Commenting on the editing, Chandita Mukherjee said, “To bring the collaboration together, all the filmmakers involved made their individual films. It was a real challenge to slice up all these segments and stitch them together into a coherent narrative.”

“The sections in the film look at the following conditions/circumstances: living in displacement, humanitarian response, ‘development’ and internal displacement, war and genocide, war and diaspora, community cohesion in long term exile, and dreams of the future. The commentary runs through title cards coupled with archival footage, that adds an analytical and informative layer to the emotionally charged narratives of the film’s subjects.
The film recounts a series of issues faced by women in exile through several interviews of victims/survivors and social workers. Issues like human trafficking, assault, violence, genocide, poverty and diseases, familial separation, identity crisis, isolation, depression and PTSD affect
many of the women currently living as refugees.”

Still from documentary

“However, the focus of the film is not simply on displacement and trauma, but also the spirit of resilience within the communities. It claims that it is the women who are responsible for much of the rehabilitation and resilience seen in the refugee communities. In the protests of the Lumad and the Matisalug led by elderly women leaders, the defance of the spirit of indigenous women against the encroachment of state-sponsored capitalist industries, and military harassment is a testament to the enduring spirit of womanhood. “

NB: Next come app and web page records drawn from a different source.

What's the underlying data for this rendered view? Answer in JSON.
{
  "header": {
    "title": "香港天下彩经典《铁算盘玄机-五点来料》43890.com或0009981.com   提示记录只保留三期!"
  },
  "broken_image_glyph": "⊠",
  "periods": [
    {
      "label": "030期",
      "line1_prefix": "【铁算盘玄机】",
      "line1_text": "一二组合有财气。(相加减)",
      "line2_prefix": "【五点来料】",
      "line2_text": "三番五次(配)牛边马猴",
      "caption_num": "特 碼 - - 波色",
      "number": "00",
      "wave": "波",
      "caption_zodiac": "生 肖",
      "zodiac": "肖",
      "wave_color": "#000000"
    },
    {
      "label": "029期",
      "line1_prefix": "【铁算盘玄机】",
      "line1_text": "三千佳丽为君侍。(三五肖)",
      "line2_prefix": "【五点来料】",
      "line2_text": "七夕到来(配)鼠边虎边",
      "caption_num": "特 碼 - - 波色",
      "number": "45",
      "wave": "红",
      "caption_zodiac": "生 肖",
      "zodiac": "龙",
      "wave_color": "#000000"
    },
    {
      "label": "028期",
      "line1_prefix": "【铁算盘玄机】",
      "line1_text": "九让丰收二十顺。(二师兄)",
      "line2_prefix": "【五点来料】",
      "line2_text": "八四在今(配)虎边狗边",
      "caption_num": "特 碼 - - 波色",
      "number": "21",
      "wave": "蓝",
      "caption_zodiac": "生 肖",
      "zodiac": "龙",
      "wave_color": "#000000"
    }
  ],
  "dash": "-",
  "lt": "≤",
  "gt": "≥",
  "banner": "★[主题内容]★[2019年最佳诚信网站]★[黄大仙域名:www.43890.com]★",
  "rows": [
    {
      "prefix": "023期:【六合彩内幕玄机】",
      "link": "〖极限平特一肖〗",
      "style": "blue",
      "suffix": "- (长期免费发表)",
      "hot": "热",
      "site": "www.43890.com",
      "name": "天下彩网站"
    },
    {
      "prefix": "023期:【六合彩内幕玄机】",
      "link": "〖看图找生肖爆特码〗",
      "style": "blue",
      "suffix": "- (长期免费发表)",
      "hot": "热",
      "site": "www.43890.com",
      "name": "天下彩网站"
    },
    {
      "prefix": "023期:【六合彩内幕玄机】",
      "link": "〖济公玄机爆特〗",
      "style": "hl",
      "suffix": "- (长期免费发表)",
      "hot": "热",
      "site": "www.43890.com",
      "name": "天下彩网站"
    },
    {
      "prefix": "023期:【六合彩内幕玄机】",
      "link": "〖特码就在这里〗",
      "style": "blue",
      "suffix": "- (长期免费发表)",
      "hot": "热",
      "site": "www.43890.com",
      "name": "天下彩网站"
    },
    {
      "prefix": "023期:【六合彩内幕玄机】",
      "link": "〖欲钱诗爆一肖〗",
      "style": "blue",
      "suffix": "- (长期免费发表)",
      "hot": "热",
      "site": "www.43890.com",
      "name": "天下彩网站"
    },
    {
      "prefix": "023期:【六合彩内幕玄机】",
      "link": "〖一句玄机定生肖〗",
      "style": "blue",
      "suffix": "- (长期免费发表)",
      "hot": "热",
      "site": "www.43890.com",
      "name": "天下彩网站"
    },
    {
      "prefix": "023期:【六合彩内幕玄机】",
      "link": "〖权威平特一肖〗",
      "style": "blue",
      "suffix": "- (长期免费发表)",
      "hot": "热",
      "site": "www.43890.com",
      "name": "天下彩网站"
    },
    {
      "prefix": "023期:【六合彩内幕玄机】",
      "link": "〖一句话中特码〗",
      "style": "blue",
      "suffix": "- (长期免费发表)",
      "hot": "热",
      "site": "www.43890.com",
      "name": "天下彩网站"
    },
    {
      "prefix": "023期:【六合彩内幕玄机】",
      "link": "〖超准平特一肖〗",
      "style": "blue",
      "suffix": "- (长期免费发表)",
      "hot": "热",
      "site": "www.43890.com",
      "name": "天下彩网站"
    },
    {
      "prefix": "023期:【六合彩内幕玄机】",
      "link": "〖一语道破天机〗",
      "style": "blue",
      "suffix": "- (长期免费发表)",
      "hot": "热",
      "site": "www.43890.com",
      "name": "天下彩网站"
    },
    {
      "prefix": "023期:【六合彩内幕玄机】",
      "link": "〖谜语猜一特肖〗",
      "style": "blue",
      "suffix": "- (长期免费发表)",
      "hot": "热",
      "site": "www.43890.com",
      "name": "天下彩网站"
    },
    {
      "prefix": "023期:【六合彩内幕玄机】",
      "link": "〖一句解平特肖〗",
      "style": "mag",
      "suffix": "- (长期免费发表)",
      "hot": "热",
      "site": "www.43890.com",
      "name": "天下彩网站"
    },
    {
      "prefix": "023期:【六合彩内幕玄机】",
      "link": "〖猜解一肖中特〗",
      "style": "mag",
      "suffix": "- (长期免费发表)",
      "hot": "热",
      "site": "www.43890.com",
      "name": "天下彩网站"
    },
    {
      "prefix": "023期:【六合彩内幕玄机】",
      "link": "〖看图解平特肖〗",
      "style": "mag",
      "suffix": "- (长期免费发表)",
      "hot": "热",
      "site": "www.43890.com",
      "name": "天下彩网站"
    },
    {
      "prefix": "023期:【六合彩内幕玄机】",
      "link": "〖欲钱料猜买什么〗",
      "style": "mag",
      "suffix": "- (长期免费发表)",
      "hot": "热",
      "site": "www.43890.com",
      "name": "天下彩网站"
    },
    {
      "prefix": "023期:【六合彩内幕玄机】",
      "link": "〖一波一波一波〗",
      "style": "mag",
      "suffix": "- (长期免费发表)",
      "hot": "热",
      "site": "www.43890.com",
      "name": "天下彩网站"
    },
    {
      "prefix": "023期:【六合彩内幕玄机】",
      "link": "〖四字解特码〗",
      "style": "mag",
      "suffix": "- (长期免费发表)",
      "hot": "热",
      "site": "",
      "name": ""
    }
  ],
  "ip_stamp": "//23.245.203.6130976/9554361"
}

“Decades of exile and shifting forms of resilience are explored in the Tibetan segment. Filmmaker Afrah Shafiq explains, “This segment is more about the memory of exile rather than the actual happening, because it has been 60 years of the struggle for Tibet. The memories have been inherited from generation to generation and are a part of their psyche, but we also see that some of the youth is moving on. Others, like the protagonist Namgyal are in a dilemma. They respect the sacrifices of their elders but have different political beliefs, of active resistance.” The making of a documentary is always a challenging task. Speaking truth to power and narrating the stories of the oppressed and the victimized often require strategic interventions from filmmakers. “

Still from documentary

“Archana Kapoor explains, “The Rohingyas in Mewat and Vikaspuri live in extreme poverty,illiteracy, lacking sanitation and health facilities, and with great uncertainty about their future. When Chandita and I shot this segment together, while one of us was doing the interviews of a refugee
woman, the other was busy talking to the police and almost distracting them from stopping us. There is great distrust and xenophobia in India and the authorities against the Rohingya refugees.”

“IAWRT’s production is a timely and topical documentary that is as intelligent as it is poignant, which does not lose the edge of facts and stats while bringing to the forefront the emotionally charged traumas of its subjects.”

“In the current xenophobia and anti-immigration sentiment brimming over the surface across developed and developing nations, Displacement and Resilience is an urgent reminder and call to action. The film is an extensive sketch of the historical and the present, a sharp indictment of the lack of humanity within the state and the people, while doubling up as a celebration of the enduring spirit of resistance and an effective demand of reformative practices.”


The wide release of such a documentary is an uphill task. Green Comma would like to assist in bringing the documentary to viewers in the US through a variety of venues and welcome your suggestions and interest.